» **WORK INSTRUCTION**
The records below should be copied in full, exactly as shown.

#### DATA FOR THIS EXERCISE

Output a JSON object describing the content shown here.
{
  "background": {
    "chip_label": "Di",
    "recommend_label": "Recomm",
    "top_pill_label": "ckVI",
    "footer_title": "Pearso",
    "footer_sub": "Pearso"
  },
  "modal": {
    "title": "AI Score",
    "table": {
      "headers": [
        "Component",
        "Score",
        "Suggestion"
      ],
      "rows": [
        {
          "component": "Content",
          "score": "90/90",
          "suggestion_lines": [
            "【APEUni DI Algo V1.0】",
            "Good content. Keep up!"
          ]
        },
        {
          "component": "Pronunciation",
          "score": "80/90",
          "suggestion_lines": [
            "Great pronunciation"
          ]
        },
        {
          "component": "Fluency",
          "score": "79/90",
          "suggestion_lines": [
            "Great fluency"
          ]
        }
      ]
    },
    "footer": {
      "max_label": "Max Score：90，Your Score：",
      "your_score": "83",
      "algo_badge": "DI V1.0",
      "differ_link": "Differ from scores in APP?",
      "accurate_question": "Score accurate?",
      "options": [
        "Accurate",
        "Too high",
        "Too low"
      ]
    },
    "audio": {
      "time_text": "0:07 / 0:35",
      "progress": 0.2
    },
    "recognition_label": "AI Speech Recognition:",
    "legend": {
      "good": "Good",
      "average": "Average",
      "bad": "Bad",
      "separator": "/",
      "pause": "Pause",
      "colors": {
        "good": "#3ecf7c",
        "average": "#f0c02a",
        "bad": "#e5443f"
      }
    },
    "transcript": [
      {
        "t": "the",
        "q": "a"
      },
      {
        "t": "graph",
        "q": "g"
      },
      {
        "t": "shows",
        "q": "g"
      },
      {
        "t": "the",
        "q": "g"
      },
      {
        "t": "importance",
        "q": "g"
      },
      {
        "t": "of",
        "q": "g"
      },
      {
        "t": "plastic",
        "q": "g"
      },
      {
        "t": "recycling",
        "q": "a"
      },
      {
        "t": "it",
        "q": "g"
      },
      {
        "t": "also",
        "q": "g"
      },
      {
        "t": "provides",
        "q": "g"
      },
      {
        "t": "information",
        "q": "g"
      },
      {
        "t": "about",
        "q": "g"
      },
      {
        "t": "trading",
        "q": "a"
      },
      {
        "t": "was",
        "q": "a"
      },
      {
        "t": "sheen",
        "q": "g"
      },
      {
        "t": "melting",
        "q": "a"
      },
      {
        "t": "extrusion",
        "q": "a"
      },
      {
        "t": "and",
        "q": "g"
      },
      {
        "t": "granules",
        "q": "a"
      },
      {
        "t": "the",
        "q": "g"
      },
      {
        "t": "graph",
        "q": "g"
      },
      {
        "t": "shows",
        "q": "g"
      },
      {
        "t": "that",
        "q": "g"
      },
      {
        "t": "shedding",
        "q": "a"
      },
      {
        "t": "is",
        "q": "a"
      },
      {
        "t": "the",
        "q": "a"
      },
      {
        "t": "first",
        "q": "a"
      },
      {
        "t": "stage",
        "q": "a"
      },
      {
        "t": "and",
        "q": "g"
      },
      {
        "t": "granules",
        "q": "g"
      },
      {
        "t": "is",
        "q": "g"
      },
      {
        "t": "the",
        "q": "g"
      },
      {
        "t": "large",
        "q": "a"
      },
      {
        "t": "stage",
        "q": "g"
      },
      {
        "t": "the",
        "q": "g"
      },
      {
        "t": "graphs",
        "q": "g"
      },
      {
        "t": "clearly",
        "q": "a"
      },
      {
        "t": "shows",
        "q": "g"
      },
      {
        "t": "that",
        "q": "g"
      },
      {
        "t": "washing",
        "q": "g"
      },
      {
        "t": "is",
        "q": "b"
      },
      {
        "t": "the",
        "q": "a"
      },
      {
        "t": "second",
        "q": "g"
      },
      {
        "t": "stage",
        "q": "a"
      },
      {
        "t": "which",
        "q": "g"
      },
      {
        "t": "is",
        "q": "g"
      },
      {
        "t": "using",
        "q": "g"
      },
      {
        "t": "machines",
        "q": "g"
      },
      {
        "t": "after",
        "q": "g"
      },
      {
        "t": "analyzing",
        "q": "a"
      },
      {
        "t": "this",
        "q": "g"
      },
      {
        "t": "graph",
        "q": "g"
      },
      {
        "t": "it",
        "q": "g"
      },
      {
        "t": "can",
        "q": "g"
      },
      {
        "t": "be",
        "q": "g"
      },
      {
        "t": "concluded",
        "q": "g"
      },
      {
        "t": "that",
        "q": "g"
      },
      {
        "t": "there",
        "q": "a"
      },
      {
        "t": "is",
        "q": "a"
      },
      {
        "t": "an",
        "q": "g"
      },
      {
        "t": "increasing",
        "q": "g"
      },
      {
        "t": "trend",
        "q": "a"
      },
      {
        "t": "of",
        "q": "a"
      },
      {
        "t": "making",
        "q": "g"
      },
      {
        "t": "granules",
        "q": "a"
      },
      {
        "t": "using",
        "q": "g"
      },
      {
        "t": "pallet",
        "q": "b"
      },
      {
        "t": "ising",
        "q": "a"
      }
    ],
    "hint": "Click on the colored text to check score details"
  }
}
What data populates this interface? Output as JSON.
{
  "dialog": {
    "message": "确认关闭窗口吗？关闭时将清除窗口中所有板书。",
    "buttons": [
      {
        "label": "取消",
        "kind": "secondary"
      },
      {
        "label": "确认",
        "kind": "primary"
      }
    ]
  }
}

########

» **PROBLEM SOLUTION**
Output a JSON object describing the content shown here.
{
  "background": {
    "chip_label": "Di",
    "recommend_label": "Recomm",
    "top_pill_label": "ckVI",
    "footer_title": "Pearso",
    "footer_sub": "Pearso"
  },
  "modal": {
    "title": "AI Score",
    "table": {
      "headers": [
        "Component",
        "Score",
        "Suggestion"
      ],
      "rows": [
        {
          "component": "Content",
          "score": "90/90",
          "suggestion_lines": [
            "【APEUni DI Algo V1.0】",
            "Good content. Keep up!"
          ]
        },
        {
          "component": "Pronunciation",
          "score": "80/90",
          "suggestion_lines": [
            "Great pronunciation"
          ]
        },
        {
          "component": "Fluency",
          "score": "79/90",
          "suggestion_lines": [
            "Great fluency"
          ]
        }
      ]
    },
    "footer": {
      "max_label": "Max Score：90，Your Score：",
      "your_score": "83",
      "algo_badge": "DI V1.0",
      "differ_link": "Differ from scores in APP?",
      "accurate_question": "Score accurate?",
      "options": [
        "Accurate",
        "Too high",
        "Too low"
      ]
    },
    "audio": {
      "time_text": "0:07 / 0:35",
      "progress": 0.2
    },
    "recognition_label": "AI Speech Recognition:",
    "legend": {
      "good": "Good",
      "average": "Average",
      "bad": "Bad",
      "separator": "/",
      "pause": "Pause",
      "colors": {
        "good": "#3ecf7c",
        "average": "#f0c02a",
        "bad": "#e5443f"
      }
    },
    "transcript": [
      {
        "t": "the",
        "q": "a"
      },
      {
        "t": "graph",
        "q": "g"
      },
      {
        "t": "shows",
        "q": "g"
      },
      {
        "t": "the",
        "q": "g"
      },
      {
        "t": "importance",
        "q": "g"
      },
      {
        "t": "of",
        "q": "g"
      },
      {
        "t": "plastic",
        "q": "g"
      },
      {
        "t": "recycling",
        "q": "a"
      },
      {
        "t": "it",
        "q": "g"
      },
      {
        "t": "also",
        "q": "g"
      },
      {
        "t": "provides",
        "q": "g"
      },
      {
        "t": "information",
        "q": "g"
      },
      {
        "t": "about",
        "q": "g"
      },
      {
        "t": "trading",
        "q": "a"
      },
      {
        "t": "was",
        "q": "a"
      },
      {
        "t": "sheen",
        "q": "g"
      },
      {
        "t": "melting",
        "q": "a"
      },
      {
        "t": "extrusion",
        "q": "a"
      },
      {
        "t": "and",
        "q": "g"
      },
      {
        "t": "granules",
        "q": "a"
      },
      {
        "t": "the",
        "q": "g"
      },
      {
        "t": "graph",
        "q": "g"
      },
      {
        "t": "shows",
        "q": "g"
      },
      {
        "t": "that",
        "q": "g"
      },
      {
        "t": "shedding",
        "q": "a"
      },
      {
        "t": "is",
        "q": "a"
      },
      {
        "t": "the",
        "q": "a"
      },
      {
        "t": "first",
        "q": "a"
      },
      {
        "t": "stage",
        "q": "a"
      },
      {
        "t": "and",
        "q": "g"
      },
      {
        "t": "granules",
        "q": "g"
      },
      {
        "t": "is",
        "q": "g"
      },
      {
        "t": "the",
        "q": "g"
      },
      {
        "t": "large",
        "q": "a"
      },
      {
        "t": "stage",
        "q": "g"
      },
      {
        "t": "the",
        "q": "g"
      },
      {
        "t": "graphs",
        "q": "g"
      },
      {
        "t": "clearly",
        "q": "a"
      },
      {
        "t": "shows",
        "q": "g"
      },
      {
        "t": "that",
        "q": "g"
      },
      {
        "t": "washing",
        "q": "g"
      },
      {
        "t": "is",
        "q": "b"
      },
      {
        "t": "the",
        "q": "a"
      },
      {
        "t": "second",
        "q": "g"
      },
      {
        "t": "stage",
        "q": "a"
      },
      {
        "t": "which",
        "q": "g"
      },
      {
        "t": "is",
        "q": "g"
      },
      {
        "t": "using",
        "q": "g"
      },
      {
        "t": "machines",
        "q": "g"
      },
      {
        "t": "after",
        "q": "g"
      },
      {
        "t": "analyzing",
        "q": "a"
      },
      {
        "t": "this",
        "q": "g"
      },
      {
        "t": "graph",
        "q": "g"
      },
      {
        "t": "it",
        "q": "g"
      },
      {
        "t": "can",
        "q": "g"
      },
      {
        "t": "be",
        "q": "g"
      },
      {
        "t": "concluded",
        "q": "g"
      },
      {
        "t": "that",
        "q": "g"
      },
      {
        "t": "there",
        "q": "a"
      },
      {
        "t": "is",
        "q": "a"
      },
      {
        "t": "an",
        "q": "g"
      },
      {
        "t": "increasing",
        "q": "g"
      },
      {
        "t": "trend",
        "q": "a"
      },
      {
        "t": "of",
        "q": "a"
      },
      {
        "t": "making",
        "q": "g"
      },
      {
        "t": "granules",
        "q": "a"
      },
      {
        "t": "using",
        "q": "g"
      },
      {
        "t": "pallet",
        "q": "b"
      },
      {
        "t": "ising",
        "q": "a"
      }
    ],
    "hint": "Click on the colored text to check score details"
  }
}
What data populates this interface? Output as JSON.
{
  "dialog": {
    "message": "确认关闭窗口吗？关闭时将清除窗口中所有板书。",
    "buttons": [
      {
        "label": "取消",
        "kind": "secondary"
      },
      {
        "label": "确认",
        "kind": "primary"
      }
    ]
  }
}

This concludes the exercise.